Few players divide the Spurs fanbase quite like Hojbjerg, and the Spurs fanbase is one feverishly committed to long-running internecine feuds. Is he the no-nonsense Viking who provides much-needed toughness and steel to Spurs’ traditionally soft centre, or is he a poser and a fraud who waves his arms around quite a lot but goes missing at the first sign of danger?
The answer, unhelpfully, is both. Often in the same game. But Spurs managers from Mourinho to Nuno to Conte have all had a look at the Dane and deemed him undroppable and irreplaceable. Bit of a drag to have to go through the whole malarkey of convincing yet another manager you’re the irrepressible beating hard-man heart of the team.
Similar to the above, but over a far longer period of time. Only six men have made more Premier League appearances for Tottenham, and by the end of the season that number could be four. In six games he’ll go past Ledley King, which is definitely something.
Never in all that time has there been any consensus on whether Dier is any good. But manager after manager has sworn by him, often wooed by his impressively un-English ability to speak multiple languages. Again, a faff to have to go through this wearisome process all over again and a very real danger that a new manager might, unlike Conte, manage to locate a superior alternative who actually wants to come.

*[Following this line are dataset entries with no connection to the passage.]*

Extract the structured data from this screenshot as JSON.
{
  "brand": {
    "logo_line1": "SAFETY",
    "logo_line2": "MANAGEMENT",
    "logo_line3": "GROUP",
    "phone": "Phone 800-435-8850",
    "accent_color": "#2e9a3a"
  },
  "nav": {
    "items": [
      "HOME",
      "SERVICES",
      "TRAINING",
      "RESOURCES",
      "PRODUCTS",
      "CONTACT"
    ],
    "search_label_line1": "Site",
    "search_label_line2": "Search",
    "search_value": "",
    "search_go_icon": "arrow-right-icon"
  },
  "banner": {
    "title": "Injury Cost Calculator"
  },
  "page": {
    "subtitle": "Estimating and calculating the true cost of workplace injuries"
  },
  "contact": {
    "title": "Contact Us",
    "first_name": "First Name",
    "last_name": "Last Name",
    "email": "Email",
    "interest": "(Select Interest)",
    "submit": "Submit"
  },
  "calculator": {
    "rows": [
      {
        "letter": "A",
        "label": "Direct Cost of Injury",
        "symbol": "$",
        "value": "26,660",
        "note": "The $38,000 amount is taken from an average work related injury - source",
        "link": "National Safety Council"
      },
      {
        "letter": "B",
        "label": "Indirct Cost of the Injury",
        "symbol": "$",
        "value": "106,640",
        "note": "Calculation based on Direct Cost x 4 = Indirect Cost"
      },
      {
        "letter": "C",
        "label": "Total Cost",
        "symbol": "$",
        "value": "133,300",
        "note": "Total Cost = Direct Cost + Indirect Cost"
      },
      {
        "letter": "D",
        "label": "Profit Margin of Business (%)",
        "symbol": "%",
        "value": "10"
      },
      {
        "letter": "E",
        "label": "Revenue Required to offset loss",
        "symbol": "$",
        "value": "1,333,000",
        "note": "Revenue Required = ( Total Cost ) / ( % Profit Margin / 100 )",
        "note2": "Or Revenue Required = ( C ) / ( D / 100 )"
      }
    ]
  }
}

Bit of a stretch this one, but always going to be a struggle to find five people who might miss Conte when they are all part of a squad he called useless lazy coward twats on live TV. We have a sense that Kulusevski is the sort of player who is very, very useful in very specific systems and alongside very specific players. He performed a vital role in Conte’s rigid 3-4-3 in linking the 3-4 with the Kane and Son components of the 3.

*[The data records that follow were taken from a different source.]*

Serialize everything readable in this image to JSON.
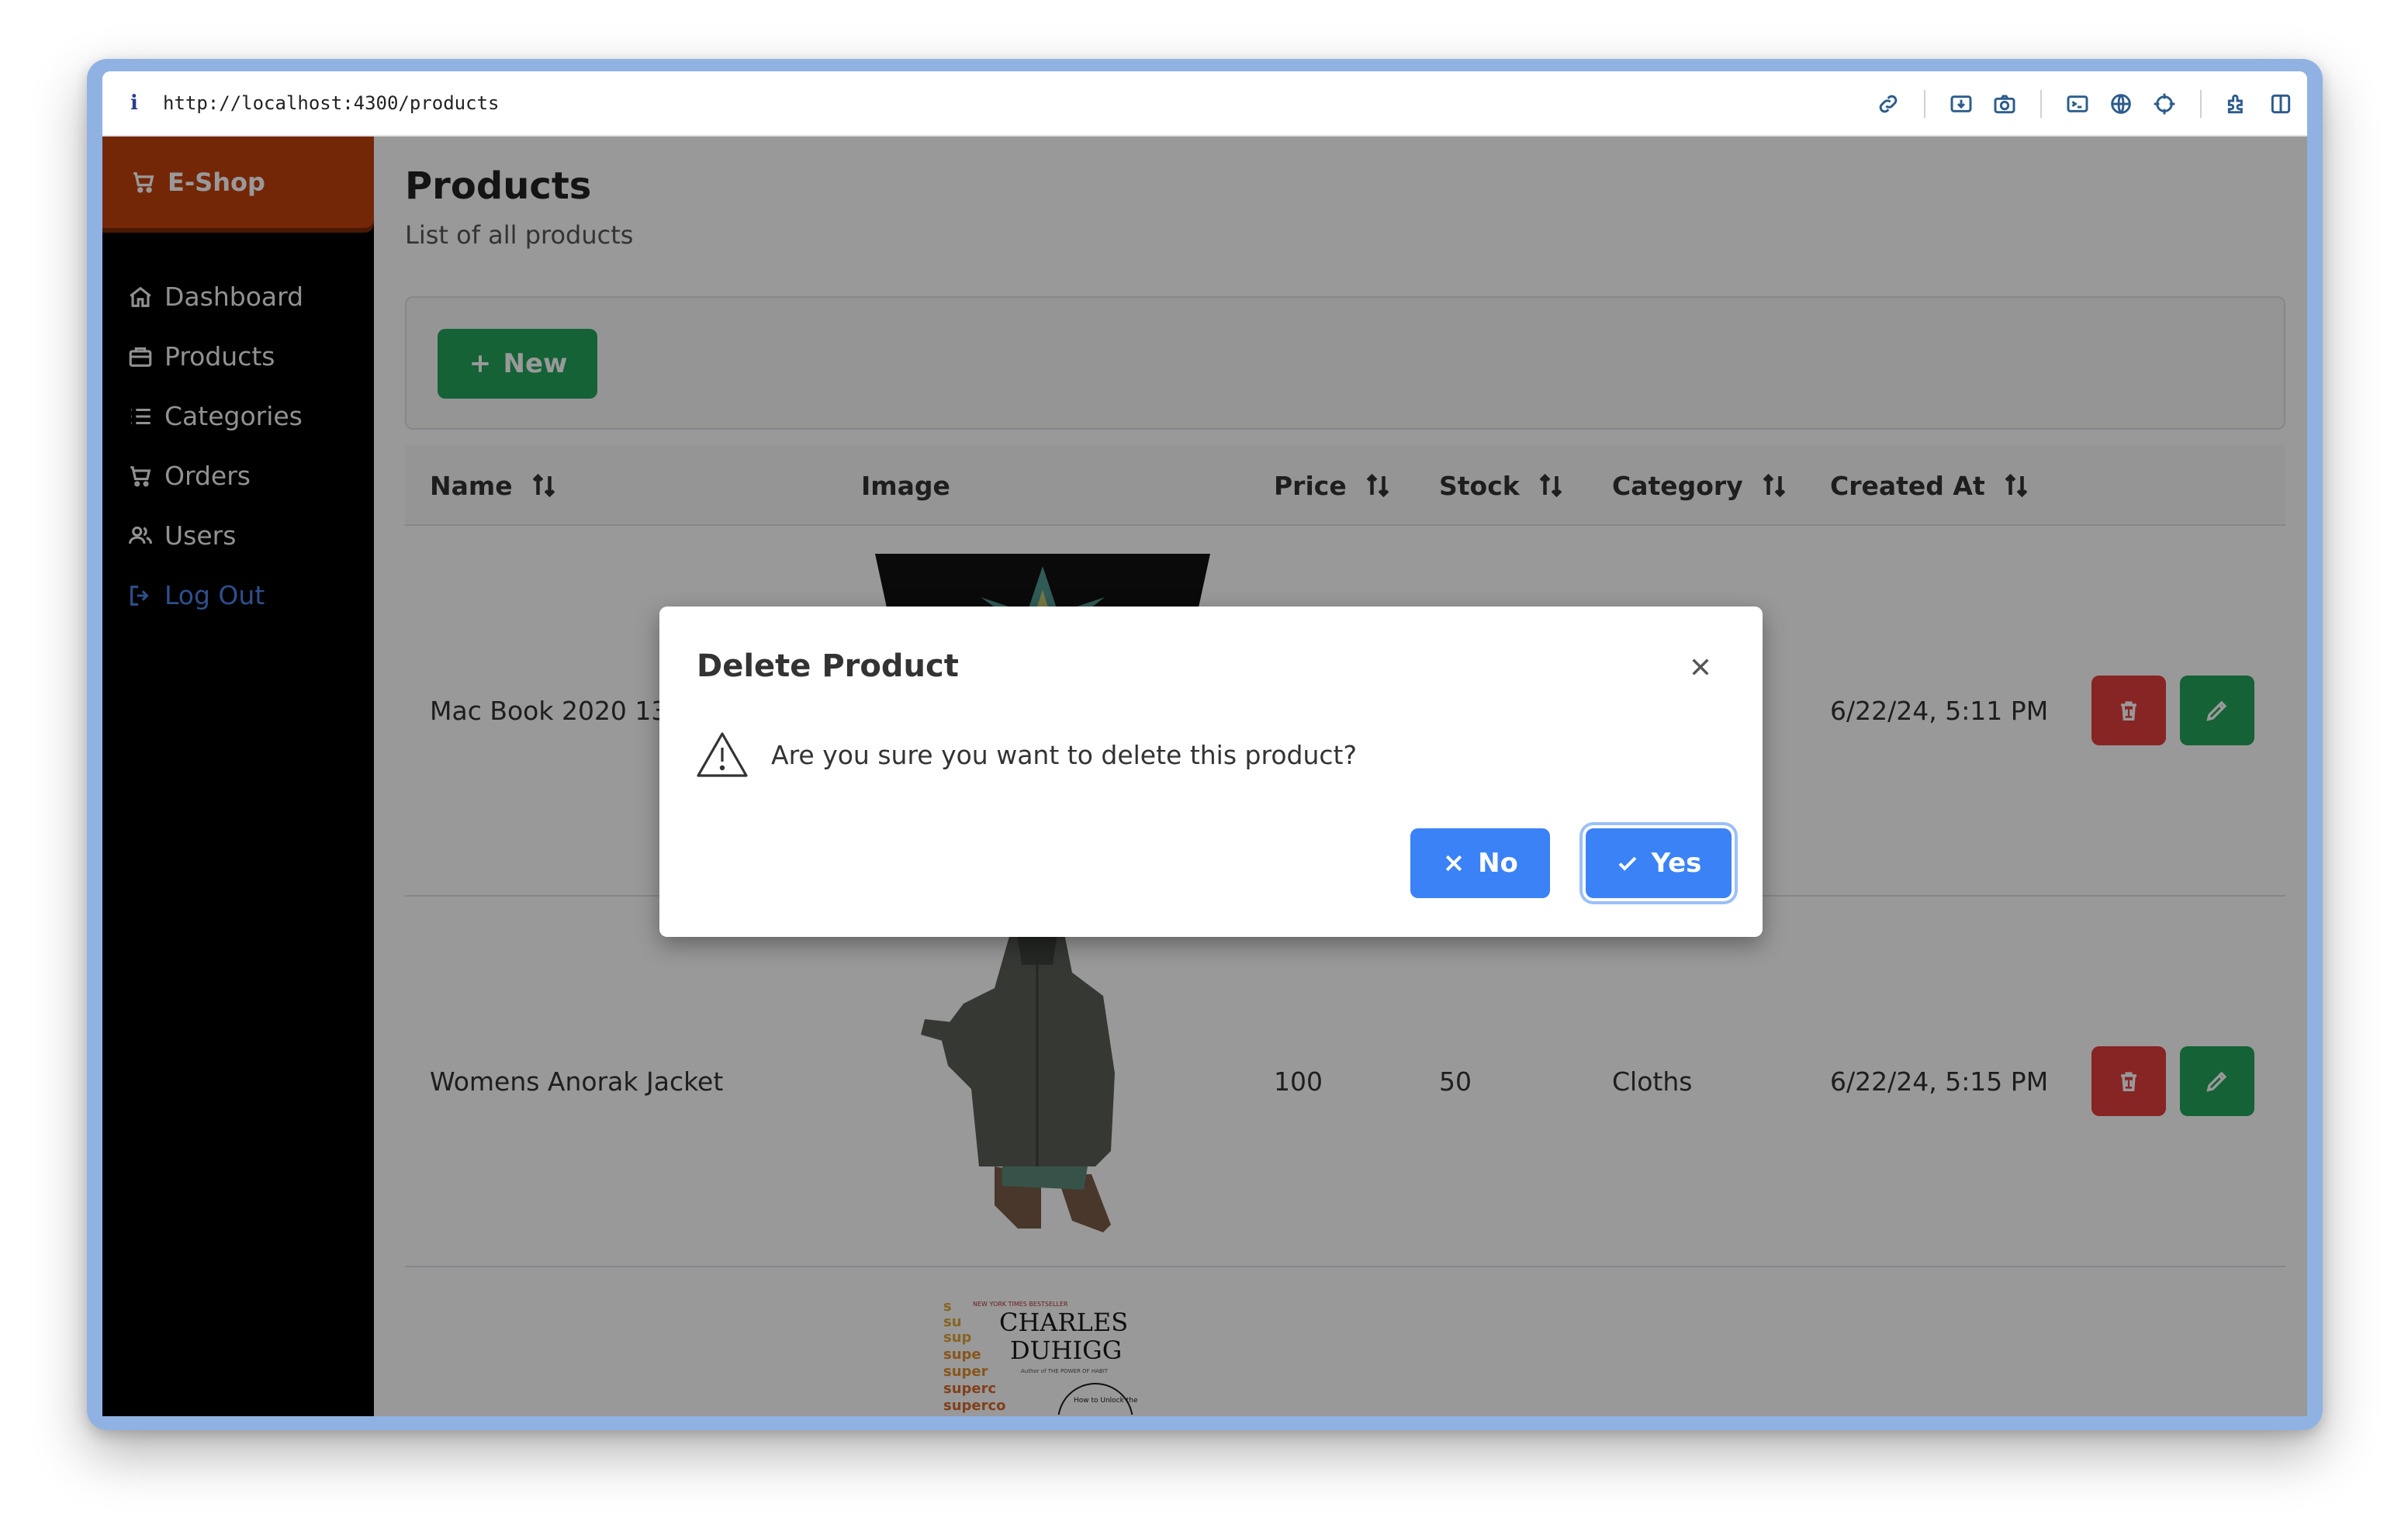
{
  "browser": {
    "info_icon": "i",
    "url": "http://localhost:4300/products",
    "tools": [
      "link-icon",
      "download-icon",
      "camera-icon",
      "terminal-icon",
      "globe-icon",
      "crosshair-icon",
      "extension-icon",
      "split-view-icon"
    ]
  },
  "sidebar": {
    "brand": "E-Shop",
    "items": [
      {
        "label": "Dashboard",
        "icon": "home-icon"
      },
      {
        "label": "Products",
        "icon": "briefcase-icon"
      },
      {
        "label": "Categories",
        "icon": "list-icon"
      },
      {
        "label": "Orders",
        "icon": "cart-icon"
      },
      {
        "label": "Users",
        "icon": "users-icon"
      },
      {
        "label": "Log Out",
        "icon": "logout-icon"
      }
    ]
  },
  "page": {
    "title": "Products",
    "subtitle": "List of all products",
    "new_button": "New"
  },
  "table": {
    "headers": {
      "name": "Name",
      "image": "Image",
      "price": "Price",
      "stock": "Stock",
      "category": "Category",
      "created_at": "Created At"
    },
    "rows": [
      {
        "name": "Mac Book 2020 13\"",
        "price": "",
        "stock": "",
        "category": "",
        "created_at": "6/22/24, 5:11 PM"
      },
      {
        "name": "Womens Anorak Jacket",
        "price": "100",
        "stock": "50",
        "category": "Cloths",
        "created_at": "6/22/24, 5:15 PM"
      },
      {
        "name": "",
        "price": "",
        "stock": "",
        "category": "",
        "created_at": ""
      }
    ],
    "book_cover": {
      "banner": "NEW YORK TIMES BESTSELLER",
      "author_line1": "CHARLES",
      "author_line2": "DUHIGG",
      "byline": "Author of THE POWER OF HABIT",
      "stack": [
        "s",
        "su",
        "sup",
        "supe",
        "super",
        "superc",
        "superco"
      ],
      "badge": "How to Unlock the"
    }
  },
  "dialog": {
    "title": "Delete Product",
    "message": "Are you sure you want to delete this product?",
    "no_label": "No",
    "yes_label": "Yes"
  },
  "colors": {
    "brand": "#c2410c",
    "primary": "#3b82f6",
    "success": "#22a35a",
    "danger": "#e23c3c",
    "sidebar_bg": "#000000"
  }
}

He could do something similar working nominally from the right in a Poch-style 4-2-3-1 but if for argument’s sake the next manager is Julian Nagelsmann then it’s hard to see exactly where the Swede fits unless he can turn himself into a playmaker in the Eriksen, Maddison mould. He has the technical levels and the requisite vision and flair, but it’s a punt.